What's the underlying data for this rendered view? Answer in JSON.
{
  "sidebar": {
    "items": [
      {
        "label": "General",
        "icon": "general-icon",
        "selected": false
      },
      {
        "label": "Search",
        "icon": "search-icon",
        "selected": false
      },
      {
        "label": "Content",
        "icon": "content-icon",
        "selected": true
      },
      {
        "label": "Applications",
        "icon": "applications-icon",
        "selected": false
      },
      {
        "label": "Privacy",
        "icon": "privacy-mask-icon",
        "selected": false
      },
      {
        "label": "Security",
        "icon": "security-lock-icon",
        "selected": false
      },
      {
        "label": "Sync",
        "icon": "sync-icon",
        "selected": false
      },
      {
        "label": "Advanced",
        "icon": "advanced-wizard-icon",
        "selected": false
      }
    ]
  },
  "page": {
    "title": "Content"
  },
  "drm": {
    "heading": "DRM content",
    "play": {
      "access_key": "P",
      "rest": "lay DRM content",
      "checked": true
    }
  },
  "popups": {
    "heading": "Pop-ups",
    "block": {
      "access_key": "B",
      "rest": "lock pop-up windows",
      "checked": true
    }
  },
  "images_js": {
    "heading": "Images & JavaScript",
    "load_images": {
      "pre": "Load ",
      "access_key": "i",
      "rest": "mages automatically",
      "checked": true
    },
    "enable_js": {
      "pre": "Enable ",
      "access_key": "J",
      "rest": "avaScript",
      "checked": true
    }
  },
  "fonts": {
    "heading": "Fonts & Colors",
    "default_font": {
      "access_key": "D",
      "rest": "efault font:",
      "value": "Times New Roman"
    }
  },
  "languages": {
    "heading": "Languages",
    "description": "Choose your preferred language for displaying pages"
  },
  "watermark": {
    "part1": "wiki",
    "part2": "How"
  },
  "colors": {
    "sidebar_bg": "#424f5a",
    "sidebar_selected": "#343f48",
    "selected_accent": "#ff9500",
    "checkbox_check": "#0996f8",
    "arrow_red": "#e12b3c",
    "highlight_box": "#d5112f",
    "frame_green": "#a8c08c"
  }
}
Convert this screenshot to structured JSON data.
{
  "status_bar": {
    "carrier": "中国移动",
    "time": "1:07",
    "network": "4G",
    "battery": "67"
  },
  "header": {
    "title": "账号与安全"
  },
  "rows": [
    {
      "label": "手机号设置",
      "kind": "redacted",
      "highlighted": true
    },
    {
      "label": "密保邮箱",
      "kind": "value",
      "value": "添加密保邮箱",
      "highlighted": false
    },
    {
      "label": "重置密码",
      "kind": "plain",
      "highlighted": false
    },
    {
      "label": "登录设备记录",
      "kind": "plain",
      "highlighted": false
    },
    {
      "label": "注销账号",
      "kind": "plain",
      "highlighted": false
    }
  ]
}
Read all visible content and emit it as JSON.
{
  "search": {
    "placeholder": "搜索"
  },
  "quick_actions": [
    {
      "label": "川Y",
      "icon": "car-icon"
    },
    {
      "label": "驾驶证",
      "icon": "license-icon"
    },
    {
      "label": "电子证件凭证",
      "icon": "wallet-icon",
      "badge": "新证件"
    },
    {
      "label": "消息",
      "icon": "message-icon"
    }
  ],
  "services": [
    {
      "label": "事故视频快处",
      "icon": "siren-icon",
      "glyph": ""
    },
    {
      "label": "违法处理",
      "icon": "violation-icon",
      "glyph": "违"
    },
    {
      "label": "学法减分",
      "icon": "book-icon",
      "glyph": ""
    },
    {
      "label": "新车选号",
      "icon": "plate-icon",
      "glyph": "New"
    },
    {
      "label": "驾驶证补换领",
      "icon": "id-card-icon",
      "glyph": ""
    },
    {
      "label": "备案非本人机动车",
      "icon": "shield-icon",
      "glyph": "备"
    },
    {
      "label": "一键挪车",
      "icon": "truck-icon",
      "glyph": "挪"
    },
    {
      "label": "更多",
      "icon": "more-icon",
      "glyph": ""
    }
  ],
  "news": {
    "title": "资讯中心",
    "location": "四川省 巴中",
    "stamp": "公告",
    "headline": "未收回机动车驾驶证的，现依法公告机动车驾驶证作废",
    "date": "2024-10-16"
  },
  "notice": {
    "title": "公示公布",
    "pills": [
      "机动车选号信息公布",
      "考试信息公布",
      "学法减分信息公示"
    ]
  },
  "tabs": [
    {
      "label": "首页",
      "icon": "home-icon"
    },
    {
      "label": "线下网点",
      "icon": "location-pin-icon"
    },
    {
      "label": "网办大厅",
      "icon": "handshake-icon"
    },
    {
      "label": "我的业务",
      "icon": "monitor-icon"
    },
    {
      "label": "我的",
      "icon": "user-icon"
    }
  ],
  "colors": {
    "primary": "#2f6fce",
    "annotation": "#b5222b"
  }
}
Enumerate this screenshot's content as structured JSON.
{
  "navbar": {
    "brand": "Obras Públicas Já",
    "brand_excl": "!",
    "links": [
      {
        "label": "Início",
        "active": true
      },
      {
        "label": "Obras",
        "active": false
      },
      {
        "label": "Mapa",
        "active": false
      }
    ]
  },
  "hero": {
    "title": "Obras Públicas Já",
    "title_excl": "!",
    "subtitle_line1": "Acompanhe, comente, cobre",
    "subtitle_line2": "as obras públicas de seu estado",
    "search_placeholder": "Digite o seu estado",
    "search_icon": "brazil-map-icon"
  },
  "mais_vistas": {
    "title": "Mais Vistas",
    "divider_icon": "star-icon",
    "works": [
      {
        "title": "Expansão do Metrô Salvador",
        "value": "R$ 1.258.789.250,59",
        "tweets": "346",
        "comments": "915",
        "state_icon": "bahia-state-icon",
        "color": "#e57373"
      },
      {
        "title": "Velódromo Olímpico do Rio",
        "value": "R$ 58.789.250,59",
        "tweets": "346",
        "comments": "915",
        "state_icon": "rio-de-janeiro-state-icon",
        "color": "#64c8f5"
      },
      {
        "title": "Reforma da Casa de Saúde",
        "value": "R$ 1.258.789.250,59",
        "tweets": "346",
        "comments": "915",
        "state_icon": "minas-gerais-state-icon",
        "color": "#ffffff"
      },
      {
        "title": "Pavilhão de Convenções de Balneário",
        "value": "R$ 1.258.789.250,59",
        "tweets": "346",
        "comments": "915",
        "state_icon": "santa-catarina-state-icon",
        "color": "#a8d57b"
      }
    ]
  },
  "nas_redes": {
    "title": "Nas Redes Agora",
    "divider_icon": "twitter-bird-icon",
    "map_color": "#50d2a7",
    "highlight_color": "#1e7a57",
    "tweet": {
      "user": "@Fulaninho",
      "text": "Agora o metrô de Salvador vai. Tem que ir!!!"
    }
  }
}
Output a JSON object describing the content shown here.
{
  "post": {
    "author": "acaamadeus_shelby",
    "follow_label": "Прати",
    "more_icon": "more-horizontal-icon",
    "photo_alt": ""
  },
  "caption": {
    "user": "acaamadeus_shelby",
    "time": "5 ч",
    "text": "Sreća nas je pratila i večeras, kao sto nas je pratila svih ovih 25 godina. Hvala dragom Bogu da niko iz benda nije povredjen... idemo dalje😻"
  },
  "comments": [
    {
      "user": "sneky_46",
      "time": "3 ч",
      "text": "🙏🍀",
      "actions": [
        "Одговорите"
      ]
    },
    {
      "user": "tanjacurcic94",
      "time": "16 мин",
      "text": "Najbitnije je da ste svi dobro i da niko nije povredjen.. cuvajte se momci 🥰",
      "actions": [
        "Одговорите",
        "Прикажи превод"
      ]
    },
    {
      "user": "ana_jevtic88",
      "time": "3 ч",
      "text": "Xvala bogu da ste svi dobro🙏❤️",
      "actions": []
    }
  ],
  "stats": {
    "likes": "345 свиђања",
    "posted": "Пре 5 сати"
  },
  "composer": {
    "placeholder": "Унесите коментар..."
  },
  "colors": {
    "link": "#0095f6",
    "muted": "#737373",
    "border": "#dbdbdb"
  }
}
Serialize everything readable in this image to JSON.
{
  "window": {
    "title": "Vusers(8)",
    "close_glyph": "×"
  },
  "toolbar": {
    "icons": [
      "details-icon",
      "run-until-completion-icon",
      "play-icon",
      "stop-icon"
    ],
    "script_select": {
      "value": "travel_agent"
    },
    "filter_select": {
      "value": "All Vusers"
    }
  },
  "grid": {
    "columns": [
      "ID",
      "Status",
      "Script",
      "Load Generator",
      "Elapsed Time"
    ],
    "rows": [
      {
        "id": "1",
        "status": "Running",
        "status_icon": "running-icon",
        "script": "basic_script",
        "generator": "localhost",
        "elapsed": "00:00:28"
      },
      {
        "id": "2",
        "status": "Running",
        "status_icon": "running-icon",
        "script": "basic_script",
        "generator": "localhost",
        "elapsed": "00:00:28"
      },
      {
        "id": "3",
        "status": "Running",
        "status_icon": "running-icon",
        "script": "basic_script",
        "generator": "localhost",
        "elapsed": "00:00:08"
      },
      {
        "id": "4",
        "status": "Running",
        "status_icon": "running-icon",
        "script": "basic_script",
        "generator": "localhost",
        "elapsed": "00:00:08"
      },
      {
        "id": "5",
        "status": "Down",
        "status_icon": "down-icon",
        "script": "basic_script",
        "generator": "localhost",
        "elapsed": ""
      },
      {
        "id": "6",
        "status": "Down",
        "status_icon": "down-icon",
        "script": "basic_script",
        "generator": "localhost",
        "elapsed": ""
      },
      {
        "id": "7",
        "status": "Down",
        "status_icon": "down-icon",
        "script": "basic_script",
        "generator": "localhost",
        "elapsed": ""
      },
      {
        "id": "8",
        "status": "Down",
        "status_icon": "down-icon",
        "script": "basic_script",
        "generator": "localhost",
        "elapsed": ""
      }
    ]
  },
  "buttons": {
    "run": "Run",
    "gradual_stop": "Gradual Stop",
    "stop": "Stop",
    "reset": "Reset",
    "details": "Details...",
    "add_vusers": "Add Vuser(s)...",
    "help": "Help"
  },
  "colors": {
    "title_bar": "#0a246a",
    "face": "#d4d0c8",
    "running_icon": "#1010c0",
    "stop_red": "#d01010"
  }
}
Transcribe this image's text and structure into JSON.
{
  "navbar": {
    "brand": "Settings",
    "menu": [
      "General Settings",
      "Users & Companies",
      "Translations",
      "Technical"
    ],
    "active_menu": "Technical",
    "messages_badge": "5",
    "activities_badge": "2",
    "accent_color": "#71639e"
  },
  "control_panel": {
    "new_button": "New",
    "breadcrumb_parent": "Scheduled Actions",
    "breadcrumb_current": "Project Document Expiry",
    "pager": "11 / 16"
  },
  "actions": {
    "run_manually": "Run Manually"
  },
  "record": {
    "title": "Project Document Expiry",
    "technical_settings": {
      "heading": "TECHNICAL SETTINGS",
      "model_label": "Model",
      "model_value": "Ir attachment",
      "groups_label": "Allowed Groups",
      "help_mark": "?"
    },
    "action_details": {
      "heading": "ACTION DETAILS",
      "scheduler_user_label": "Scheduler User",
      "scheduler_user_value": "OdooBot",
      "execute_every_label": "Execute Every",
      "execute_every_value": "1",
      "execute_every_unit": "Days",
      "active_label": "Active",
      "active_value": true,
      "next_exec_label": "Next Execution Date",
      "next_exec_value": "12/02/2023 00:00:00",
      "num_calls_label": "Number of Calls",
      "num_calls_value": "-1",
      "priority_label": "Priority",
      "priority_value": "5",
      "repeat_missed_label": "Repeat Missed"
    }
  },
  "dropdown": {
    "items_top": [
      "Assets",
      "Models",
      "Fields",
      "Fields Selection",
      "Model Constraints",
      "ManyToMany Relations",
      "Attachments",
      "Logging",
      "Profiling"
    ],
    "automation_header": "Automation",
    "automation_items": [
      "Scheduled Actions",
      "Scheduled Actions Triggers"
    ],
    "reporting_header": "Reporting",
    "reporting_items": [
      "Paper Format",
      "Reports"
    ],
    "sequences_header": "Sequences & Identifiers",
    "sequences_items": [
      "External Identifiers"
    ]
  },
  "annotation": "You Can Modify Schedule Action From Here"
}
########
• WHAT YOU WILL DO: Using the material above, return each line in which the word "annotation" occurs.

• ANSWER FOR THE TASK:
    "annotation": "#b5222b"
  "annotation": "You Can Modify Schedule Action From Here"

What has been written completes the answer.